there’s just something about the muted, mellow light and how it seems to cleanse everything it touches.
the full moon is a great time to take a look back on all the happenings of the past cycle; to celebrate your triumphs and successes and to cleanse and ride yourself of any negativity and failures (while still holding on to any lessons you have learned).
i also like to take this time and meditate on all the situations the world has gone through in the last month, as a way to process these circumstances and move past any unpleasantness that may have been felt.
i thought it would be fun to share my process with you today.

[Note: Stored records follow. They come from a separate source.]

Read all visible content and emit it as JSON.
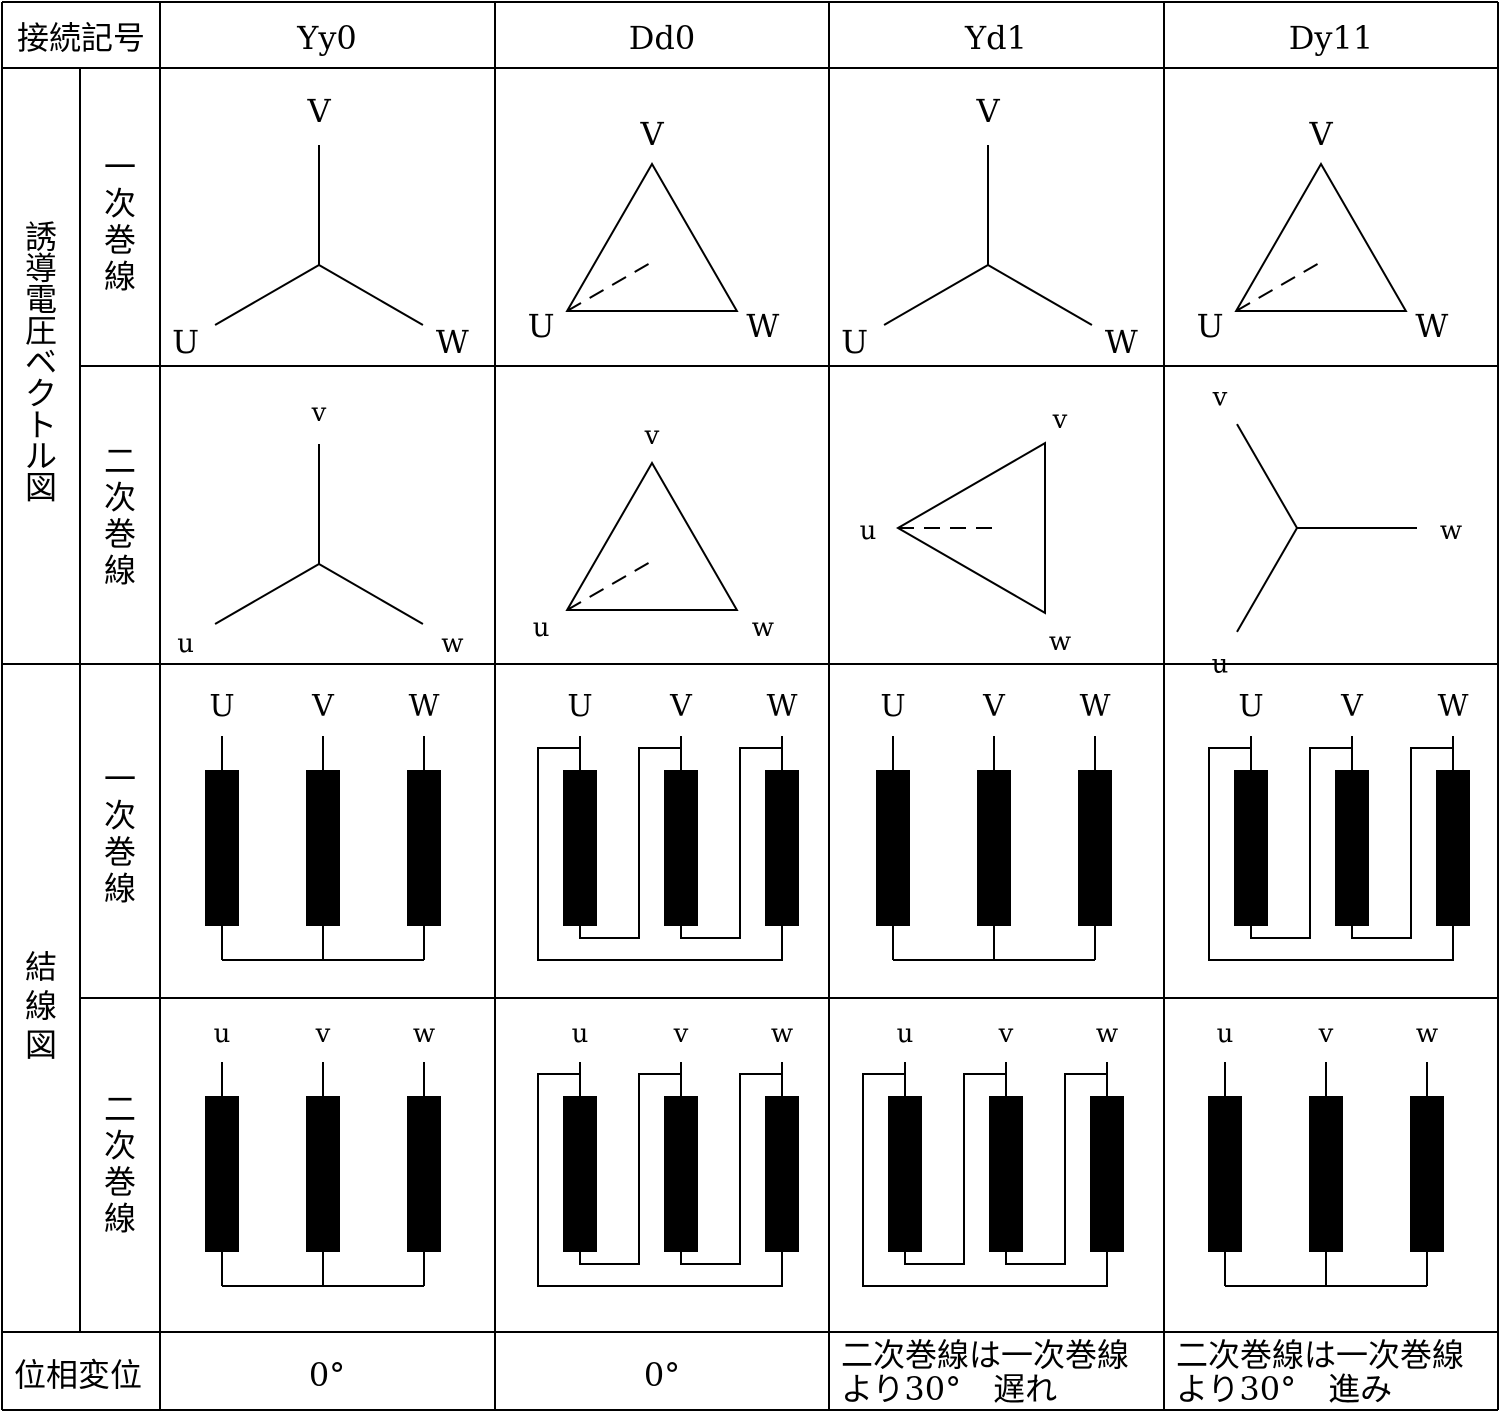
{
  "header": {
    "corner": "接続記号",
    "columns": [
      "Yy0",
      "Dd0",
      "Yd1",
      "Dy11"
    ]
  },
  "row_labels": {
    "vector_diagram": "誘導電圧ベクトル図",
    "wiring_diagram": "結線図",
    "primary": "一次巻線",
    "secondary": "二次巻線",
    "phase_shift": "位相変位"
  },
  "phase_shift_values": [
    [
      "0°"
    ],
    [
      "0°"
    ],
    [
      "二次巻線は一次巻線",
      "より30°　遅れ"
    ],
    [
      "二次巻線は一次巻線",
      "より30°　進み"
    ]
  ],
  "vector_diagrams": [
    {
      "primary": {
        "shape": "star",
        "labels": [
          "U",
          "V",
          "W"
        ]
      },
      "secondary": {
        "shape": "star",
        "labels": [
          "u",
          "v",
          "w"
        ]
      }
    },
    {
      "primary": {
        "shape": "delta",
        "labels": [
          "U",
          "V",
          "W"
        ]
      },
      "secondary": {
        "shape": "delta",
        "labels": [
          "u",
          "v",
          "w"
        ]
      }
    },
    {
      "primary": {
        "shape": "star",
        "labels": [
          "U",
          "V",
          "W"
        ]
      },
      "secondary": {
        "shape": "delta-rotated",
        "labels": [
          "u",
          "v",
          "w"
        ]
      }
    },
    {
      "primary": {
        "shape": "delta",
        "labels": [
          "U",
          "V",
          "W"
        ]
      },
      "secondary": {
        "shape": "star-rotated",
        "labels": [
          "u",
          "v",
          "w"
        ]
      }
    }
  ],
  "wiring_diagrams": [
    {
      "primary": {
        "type": "star",
        "labels": [
          "U",
          "V",
          "W"
        ]
      },
      "secondary": {
        "type": "star",
        "labels": [
          "u",
          "v",
          "w"
        ]
      }
    },
    {
      "primary": {
        "type": "delta",
        "labels": [
          "U",
          "V",
          "W"
        ]
      },
      "secondary": {
        "type": "delta",
        "labels": [
          "u",
          "v",
          "w"
        ]
      }
    },
    {
      "primary": {
        "type": "star",
        "labels": [
          "U",
          "V",
          "W"
        ]
      },
      "secondary": {
        "type": "delta",
        "labels": [
          "u",
          "v",
          "w"
        ]
      }
    },
    {
      "primary": {
        "type": "delta",
        "labels": [
          "U",
          "V",
          "W"
        ]
      },
      "secondary": {
        "type": "star",
        "labels": [
          "u",
          "v",
          "w"
        ]
      }
    }
  ]
}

perhaps you’ll find that it’s a fitting way to welcome in each new cycle and that it’s a great way to allow good things into your life to fill up the spaces where negativity and muckiness used to sit.
i know i have.
so, try it out and, if you’ve never meditated before, don’t be scared to start small.
one minute. two minutes. five minutes.
it doesn’t matter.
what matters is that you make a point to sit with yourself (something that almost everyone i know is entirely uncomfortable with) and your thoughts in order to process, to learn, to grow.
hold 7 seconds.
hold 10 seconds.
as you feel yourself relax, as you allow your worries and fears come to the forefront of your mind, toss them into the aether and dissipate.
don’t dwell. don’t stop to over-analyze.
learn how to be okay with sitting and resting and being.
i do this practice every full moon.
i release my problems and doubts and anything troubling and i trust that Mother Moon will guide me through.
if you have a deity or guide, you can also reach out to them. do whatever you feel works best for you. there’s no rules or certain way to do this.
once you feel you’ve released all you need to, quietly come back to yourself and reengage in the world around you, ready to start this new cycle with a clear head and heart.
it’s been nine years to the day since my grandmother passed away and while there were many, many things that were very dear to me about her, her love of cooking for her family is probably among my favorites.
there is nothing on this earth or in the universe beyond that would convince me that my grandmother was anything short of magic.
she probably wouldn’t be too amused by the notion (as devout in her christian faith as she was) but i don’t think that makes it any less true.
i grew up learning how to cook and bake at her hip, watched her make and participated in making all of her recipes, but to this day, all the best ones will not be replicated.
we have her handwritten recipes (complete with additions and notes and little fixes) and multiple people have attempted to recreate them (some of them to point of tears).
none of us have been successful.
our brownies are gluey and flat, our cookies are crunchy, and our fried chicken won’t crackle.
it’s as maddening as it is hilarious in a “neener, neener!” kind of way.
it’s the only explanation i’m willing to accept.
i miss my grandmother more than i can even begin to put into words. there is a hole in my heart where she sat that still hurts and grieves, but through her recipes and my failures, sometimes, it hurts a little less.